++++ MATERIAL FOR THE TASK

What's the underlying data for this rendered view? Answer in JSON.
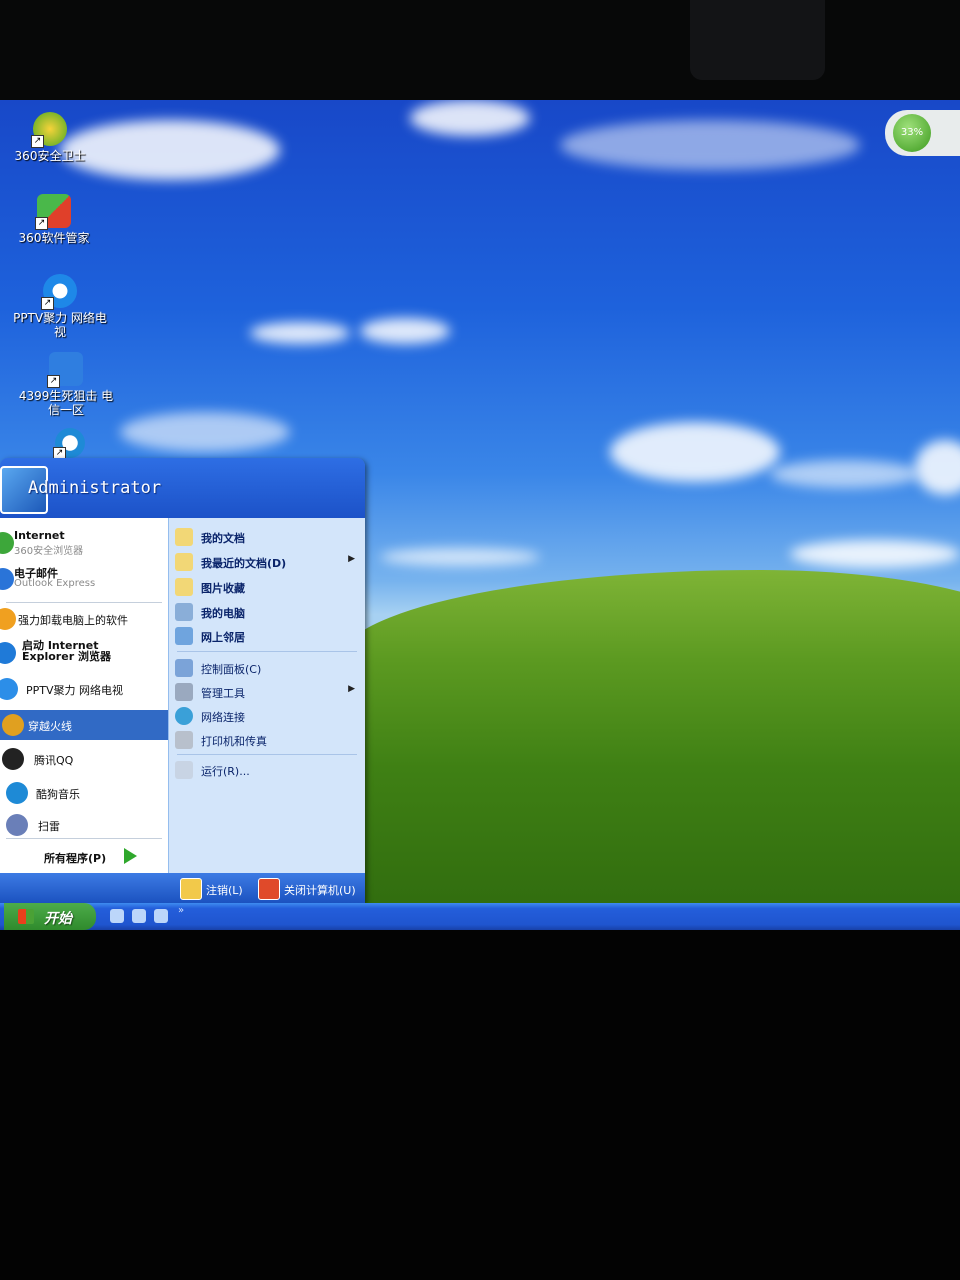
{
  "desktop": {
    "icons": [
      {
        "label": "360安全卫士"
      },
      {
        "label": "360软件管家"
      },
      {
        "label": "PPTV聚力 网络电视"
      },
      {
        "label": "4399生死狙击 电信一区"
      },
      {
        "label": ""
      }
    ],
    "tray_widget_text": "33%"
  },
  "start_menu": {
    "user_name": "Administrator",
    "pinned": [
      {
        "title": "Internet",
        "subtitle": "360安全浏览器"
      },
      {
        "title": "电子邮件",
        "subtitle": "Outlook Express"
      }
    ],
    "recent": [
      {
        "label": "强力卸载电脑上的软件"
      },
      {
        "label": "启动 Internet Explorer 浏览器"
      },
      {
        "label": "PPTV聚力 网络电视"
      },
      {
        "label": "穿越火线"
      },
      {
        "label": "腾讯QQ"
      },
      {
        "label": "酷狗音乐"
      },
      {
        "label": "扫雷"
      }
    ],
    "all_programs": "所有程序(P)",
    "right": [
      {
        "label": "我的文档",
        "bold": true
      },
      {
        "label": "我最近的文档(D)",
        "bold": true
      },
      {
        "label": "图片收藏",
        "bold": true
      },
      {
        "label": "我的电脑",
        "bold": true
      },
      {
        "label": "网上邻居",
        "bold": true
      },
      {
        "label": "控制面板(C)"
      },
      {
        "label": "管理工具"
      },
      {
        "label": "网络连接"
      },
      {
        "label": "打印机和传真"
      },
      {
        "label": "运行(R)..."
      }
    ],
    "logoff": "注销(L)",
    "shutdown": "关闭计算机(U)"
  },
  "taskbar": {
    "start_label": "开始"
  },
  "colors": {
    "sky": "#1e62dc",
    "hill": "#4f8e1a",
    "start_menu_header": "#2e6ee4",
    "selection": "#316ac5",
    "start_button": "#3a9b37"
  }
}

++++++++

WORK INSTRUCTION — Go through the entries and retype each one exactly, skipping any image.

ANSWER FOR THIS EXERCISE —
What's the underlying data for this rendered view? Answer in JSON.
{
  "desktop": {
    "icons": [
      {
        "label": "360安全卫士"
      },
      {
        "label": "360软件管家"
      },
      {
        "label": "PPTV聚力 网络电视"
      },
      {
        "label": "4399生死狙击 电信一区"
      },
      {
        "label": ""
      }
    ],
    "tray_widget_text": "33%"
  },
  "start_menu": {
    "user_name": "Administrator",
    "pinned": [
      {
        "title": "Internet",
        "subtitle": "360安全浏览器"
      },
      {
        "title": "电子邮件",
        "subtitle": "Outlook Express"
      }
    ],
    "recent": [
      {
        "label": "强力卸载电脑上的软件"
      },
      {
        "label": "启动 Internet Explorer 浏览器"
      },
      {
        "label": "PPTV聚力 网络电视"
      },
      {
        "label": "穿越火线"
      },
      {
        "label": "腾讯QQ"
      },
      {
        "label": "酷狗音乐"
      },
      {
        "label": "扫雷"
      }
    ],
    "all_programs": "所有程序(P)",
    "right": [
      {
        "label": "我的文档",
        "bold": true
      },
      {
        "label": "我最近的文档(D)",
        "bold": true
      },
      {
        "label": "图片收藏",
        "bold": true
      },
      {
        "label": "我的电脑",
        "bold": true
      },
      {
        "label": "网上邻居",
        "bold": true
      },
      {
        "label": "控制面板(C)"
      },
      {
        "label": "管理工具"
      },
      {
        "label": "网络连接"
      },
      {
        "label": "打印机和传真"
      },
      {
        "label": "运行(R)..."
      }
    ],
    "logoff": "注销(L)",
    "shutdown": "关闭计算机(U)"
  },
  "taskbar": {
    "start_label": "开始"
  },
  "colors": {
    "sky": "#1e62dc",
    "hill": "#4f8e1a",
    "start_menu_header": "#2e6ee4",
    "selection": "#316ac5",
    "start_button": "#3a9b37"
  }
}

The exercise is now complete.